§ **Exercise instructions**: Repeat each line of the records below exactly.

§ **Data for this exercise**:
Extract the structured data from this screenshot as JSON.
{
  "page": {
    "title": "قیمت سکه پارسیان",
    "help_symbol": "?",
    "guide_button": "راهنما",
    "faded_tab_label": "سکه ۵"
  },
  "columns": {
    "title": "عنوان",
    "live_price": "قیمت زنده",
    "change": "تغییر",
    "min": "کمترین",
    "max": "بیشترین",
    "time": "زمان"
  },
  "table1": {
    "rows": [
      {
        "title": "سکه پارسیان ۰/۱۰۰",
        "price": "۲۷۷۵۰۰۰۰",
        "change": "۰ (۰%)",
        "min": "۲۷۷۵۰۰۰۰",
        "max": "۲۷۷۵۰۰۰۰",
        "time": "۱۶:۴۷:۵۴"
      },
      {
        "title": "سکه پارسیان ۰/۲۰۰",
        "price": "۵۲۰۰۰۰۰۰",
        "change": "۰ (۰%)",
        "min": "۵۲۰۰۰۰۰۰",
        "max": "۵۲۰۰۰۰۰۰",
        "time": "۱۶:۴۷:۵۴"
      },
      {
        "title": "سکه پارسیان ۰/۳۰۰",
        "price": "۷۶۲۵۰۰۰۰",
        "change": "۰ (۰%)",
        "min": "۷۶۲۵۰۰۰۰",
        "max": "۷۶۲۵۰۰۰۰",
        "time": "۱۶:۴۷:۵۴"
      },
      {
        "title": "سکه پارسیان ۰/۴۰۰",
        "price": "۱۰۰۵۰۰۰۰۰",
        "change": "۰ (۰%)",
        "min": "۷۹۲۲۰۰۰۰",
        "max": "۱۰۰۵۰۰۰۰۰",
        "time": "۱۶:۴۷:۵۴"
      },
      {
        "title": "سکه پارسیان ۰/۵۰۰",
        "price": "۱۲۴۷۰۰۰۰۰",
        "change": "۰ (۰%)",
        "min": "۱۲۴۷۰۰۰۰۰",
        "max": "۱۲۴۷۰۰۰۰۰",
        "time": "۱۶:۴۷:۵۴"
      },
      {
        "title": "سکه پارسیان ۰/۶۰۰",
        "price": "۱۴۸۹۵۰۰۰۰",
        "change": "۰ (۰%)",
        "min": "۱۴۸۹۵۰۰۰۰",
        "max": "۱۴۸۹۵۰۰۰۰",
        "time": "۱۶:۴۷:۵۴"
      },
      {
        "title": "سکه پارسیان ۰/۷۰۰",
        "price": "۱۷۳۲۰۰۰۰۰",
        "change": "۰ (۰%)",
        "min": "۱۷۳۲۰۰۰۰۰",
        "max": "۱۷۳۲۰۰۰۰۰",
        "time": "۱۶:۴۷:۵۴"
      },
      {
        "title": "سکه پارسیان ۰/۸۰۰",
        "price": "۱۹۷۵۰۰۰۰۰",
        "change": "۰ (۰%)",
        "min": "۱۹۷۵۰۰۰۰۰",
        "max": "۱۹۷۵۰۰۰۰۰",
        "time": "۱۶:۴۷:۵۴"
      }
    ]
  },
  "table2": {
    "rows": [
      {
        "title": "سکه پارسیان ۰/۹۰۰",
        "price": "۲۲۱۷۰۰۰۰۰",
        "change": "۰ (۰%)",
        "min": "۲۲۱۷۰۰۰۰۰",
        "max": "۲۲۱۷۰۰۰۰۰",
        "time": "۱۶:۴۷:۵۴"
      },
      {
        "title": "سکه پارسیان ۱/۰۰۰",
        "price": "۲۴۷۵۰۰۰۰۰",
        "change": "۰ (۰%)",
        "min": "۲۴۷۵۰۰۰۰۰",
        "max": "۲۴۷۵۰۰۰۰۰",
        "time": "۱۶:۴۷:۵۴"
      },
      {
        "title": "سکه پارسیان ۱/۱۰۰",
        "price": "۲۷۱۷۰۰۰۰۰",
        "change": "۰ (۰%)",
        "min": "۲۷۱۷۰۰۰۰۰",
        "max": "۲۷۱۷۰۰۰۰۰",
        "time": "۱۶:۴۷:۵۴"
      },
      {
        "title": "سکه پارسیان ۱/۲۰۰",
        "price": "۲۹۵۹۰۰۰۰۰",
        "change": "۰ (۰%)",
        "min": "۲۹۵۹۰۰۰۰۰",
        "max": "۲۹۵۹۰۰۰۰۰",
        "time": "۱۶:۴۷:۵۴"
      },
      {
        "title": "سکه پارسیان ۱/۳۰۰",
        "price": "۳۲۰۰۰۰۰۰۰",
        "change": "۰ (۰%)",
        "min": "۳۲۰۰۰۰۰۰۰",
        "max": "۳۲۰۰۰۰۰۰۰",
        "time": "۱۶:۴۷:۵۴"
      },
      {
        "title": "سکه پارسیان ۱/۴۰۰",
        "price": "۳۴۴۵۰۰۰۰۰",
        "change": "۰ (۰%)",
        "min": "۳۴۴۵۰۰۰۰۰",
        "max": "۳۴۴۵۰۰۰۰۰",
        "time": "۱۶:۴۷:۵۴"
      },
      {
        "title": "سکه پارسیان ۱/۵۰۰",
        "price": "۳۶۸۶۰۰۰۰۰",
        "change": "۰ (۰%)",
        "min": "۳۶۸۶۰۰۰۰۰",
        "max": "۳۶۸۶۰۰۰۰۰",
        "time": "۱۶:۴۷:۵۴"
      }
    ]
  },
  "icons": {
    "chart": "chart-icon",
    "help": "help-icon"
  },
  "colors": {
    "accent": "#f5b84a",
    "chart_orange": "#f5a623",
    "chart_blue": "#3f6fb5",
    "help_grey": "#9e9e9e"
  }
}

§ **Task response**:
Extract the structured data from this screenshot as JSON.
{
  "page": {
    "title": "قیمت سکه پارسیان",
    "help_symbol": "?",
    "guide_button": "راهنما",
    "faded_tab_label": "سکه ۵"
  },
  "columns": {
    "title": "عنوان",
    "live_price": "قیمت زنده",
    "change": "تغییر",
    "min": "کمترین",
    "max": "بیشترین",
    "time": "زمان"
  },
  "table1": {
    "rows": [
      {
        "title": "سکه پارسیان ۰/۱۰۰",
        "price": "۲۷۷۵۰۰۰۰",
        "change": "۰ (۰%)",
        "min": "۲۷۷۵۰۰۰۰",
        "max": "۲۷۷۵۰۰۰۰",
        "time": "۱۶:۴۷:۵۴"
      },
      {
        "title": "سکه پارسیان ۰/۲۰۰",
        "price": "۵۲۰۰۰۰۰۰",
        "change": "۰ (۰%)",
        "min": "۵۲۰۰۰۰۰۰",
        "max": "۵۲۰۰۰۰۰۰",
        "time": "۱۶:۴۷:۵۴"
      },
      {
        "title": "سکه پارسیان ۰/۳۰۰",
        "price": "۷۶۲۵۰۰۰۰",
        "change": "۰ (۰%)",
        "min": "۷۶۲۵۰۰۰۰",
        "max": "۷۶۲۵۰۰۰۰",
        "time": "۱۶:۴۷:۵۴"
      },
      {
        "title": "سکه پارسیان ۰/۴۰۰",
        "price": "۱۰۰۵۰۰۰۰۰",
        "change": "۰ (۰%)",
        "min": "۷۹۲۲۰۰۰۰",
        "max": "۱۰۰۵۰۰۰۰۰",
        "time": "۱۶:۴۷:۵۴"
      },
      {
        "title": "سکه پارسیان ۰/۵۰۰",
        "price": "۱۲۴۷۰۰۰۰۰",
        "change": "۰ (۰%)",
        "min": "۱۲۴۷۰۰۰۰۰",
        "max": "۱۲۴۷۰۰۰۰۰",
        "time": "۱۶:۴۷:۵۴"
      },
      {
        "title": "سکه پارسیان ۰/۶۰۰",
        "price": "۱۴۸۹۵۰۰۰۰",
        "change": "۰ (۰%)",
        "min": "۱۴۸۹۵۰۰۰۰",
        "max": "۱۴۸۹۵۰۰۰۰",
        "time": "۱۶:۴۷:۵۴"
      },
      {
        "title": "سکه پارسیان ۰/۷۰۰",
        "price": "۱۷۳۲۰۰۰۰۰",
        "change": "۰ (۰%)",
        "min": "۱۷۳۲۰۰۰۰۰",
        "max": "۱۷۳۲۰۰۰۰۰",
        "time": "۱۶:۴۷:۵۴"
      },
      {
        "title": "سکه پارسیان ۰/۸۰۰",
        "price": "۱۹۷۵۰۰۰۰۰",
        "change": "۰ (۰%)",
        "min": "۱۹۷۵۰۰۰۰۰",
        "max": "۱۹۷۵۰۰۰۰۰",
        "time": "۱۶:۴۷:۵۴"
      }
    ]
  },
  "table2": {
    "rows": [
      {
        "title": "سکه پارسیان ۰/۹۰۰",
        "price": "۲۲۱۷۰۰۰۰۰",
        "change": "۰ (۰%)",
        "min": "۲۲۱۷۰۰۰۰۰",
        "max": "۲۲۱۷۰۰۰۰۰",
        "time": "۱۶:۴۷:۵۴"
      },
      {
        "title": "سکه پارسیان ۱/۰۰۰",
        "price": "۲۴۷۵۰۰۰۰۰",
        "change": "۰ (۰%)",
        "min": "۲۴۷۵۰۰۰۰۰",
        "max": "۲۴۷۵۰۰۰۰۰",
        "time": "۱۶:۴۷:۵۴"
      },
      {
        "title": "سکه پارسیان ۱/۱۰۰",
        "price": "۲۷۱۷۰۰۰۰۰",
        "change": "۰ (۰%)",
        "min": "۲۷۱۷۰۰۰۰۰",
        "max": "۲۷۱۷۰۰۰۰۰",
        "time": "۱۶:۴۷:۵۴"
      },
      {
        "title": "سکه پارسیان ۱/۲۰۰",
        "price": "۲۹۵۹۰۰۰۰۰",
        "change": "۰ (۰%)",
        "min": "۲۹۵۹۰۰۰۰۰",
        "max": "۲۹۵۹۰۰۰۰۰",
        "time": "۱۶:۴۷:۵۴"
      },
      {
        "title": "سکه پارسیان ۱/۳۰۰",
        "price": "۳۲۰۰۰۰۰۰۰",
        "change": "۰ (۰%)",
        "min": "۳۲۰۰۰۰۰۰۰",
        "max": "۳۲۰۰۰۰۰۰۰",
        "time": "۱۶:۴۷:۵۴"
      },
      {
        "title": "سکه پارسیان ۱/۴۰۰",
        "price": "۳۴۴۵۰۰۰۰۰",
        "change": "۰ (۰%)",
        "min": "۳۴۴۵۰۰۰۰۰",
        "max": "۳۴۴۵۰۰۰۰۰",
        "time": "۱۶:۴۷:۵۴"
      },
      {
        "title": "سکه پارسیان ۱/۵۰۰",
        "price": "۳۶۸۶۰۰۰۰۰",
        "change": "۰ (۰%)",
        "min": "۳۶۸۶۰۰۰۰۰",
        "max": "۳۶۸۶۰۰۰۰۰",
        "time": "۱۶:۴۷:۵۴"
      }
    ]
  },
  "icons": {
    "chart": "chart-icon",
    "help": "help-icon"
  },
  "colors": {
    "accent": "#f5b84a",
    "chart_orange": "#f5a623",
    "chart_blue": "#3f6fb5",
    "help_grey": "#9e9e9e"
  }
}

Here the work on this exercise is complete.